Cut to all four people just wasting their pie by staring at it. This blatant pastry neglect just breaks my heart. Bruce breaks the ice by asking, "So, you don't know anybody your own age?" and Doug concedes that it's a fair question. He calmly and maturely starts stating his case with, "I'm 24, Laurie's 17 --" "Mom was 16 when you guys got married," Laurie interrupts, and you can see Doug recalibrating. "I'm 24, and I apparently enjoy dating girls who act like they're ten. Oh God." Susan tries to play peacemaker by pointing out that Laurie's spiking libido has prompted a few positive side effects like community activism and good grades. Bruce asks, "How hard can it be to get good grades if you're dating the teacher?" Laurie spoils for another fight, but Doug has on his big-boy pants, and he says, "Mr. Miller, you feel she's too young to be dating someone like me, and I respect that. I do. I fought the idea myself. But I care about her, and at some point, I realized Laurie's capable of making her own choices, and I respect that too." Well, Susan's moved. Bruce, not so much.
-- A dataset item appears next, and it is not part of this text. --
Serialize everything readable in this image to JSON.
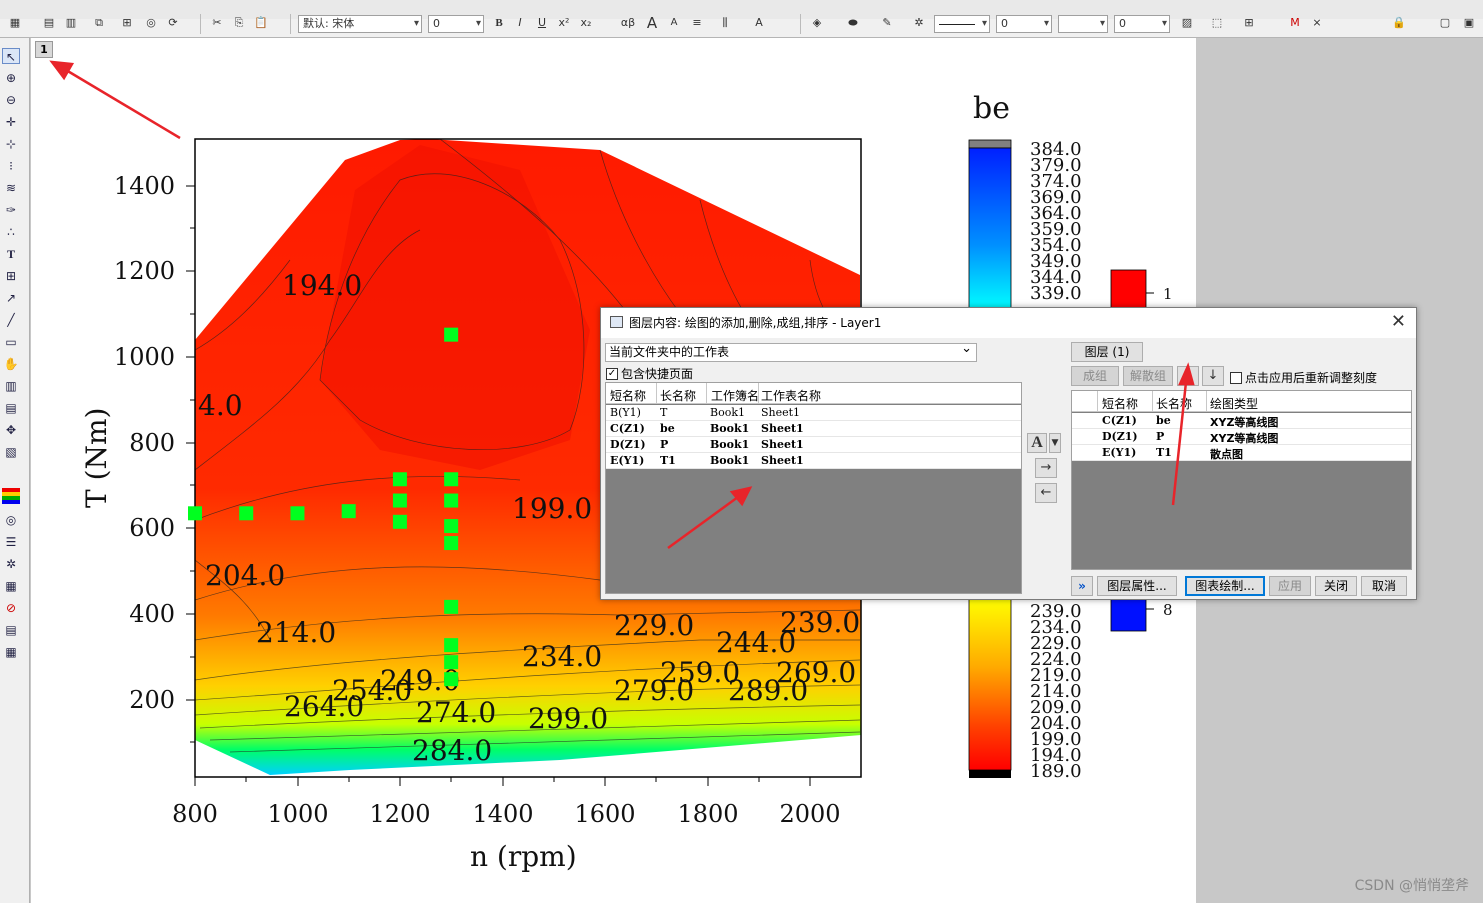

We cut back to the world's most excruciating dinner party -- I have a knot in my stomach from all of the tension, and I'm not even there -- and the Deckers make a very hasty retreat. They also fall off the monogamy wagon. (Trina: "Do you think Anthony and Michelle are available? I think it's time for us to step out of the penalty box.") I'm not sure Janet would be so pleased to know that her hostessing has that effect on people.
Susan is seeing Laurie off with a wishy-washy, "I can see why you like him ... see you tomorrow night." Really? Really? The woman who became a mother at sixteen is busy sending her teenaged daughter off for an overnight with the older boyfriend? Why? Because becoming a mother before you're legally able to vote worked out so well for her? "Oh, well, dear, I just want you to have everything I had: shotgun wedding, hardscrabble early years, empty materialism trying to fill the gaping hole in the middle of my emotional landscape, self-destructive crushes on men it would be a bad idea to pursue ..." How have Susan and Bruce managed to raise kids who are not bigger monsters is one of God's private mysteries if this little misadventure is any indication of their parenting skills. Anyway, Laurie then hits her apex on the smug-and-irritating line graph, lecturing her mother with, "Life is short. Be happy now." Susan replies, "Sometimes life is long, Laurie." "Even more reason," Laurie says. Oh my God, just leave already. Then there's almost a scene with Laurie and Bruce, but he just hands over some money and stammers, "If you need something." Laurie hugs him, then drives off with Doug. Susan and Bruce watch them leave, all "Aww! Our little girl's about to repeat our mistakes!"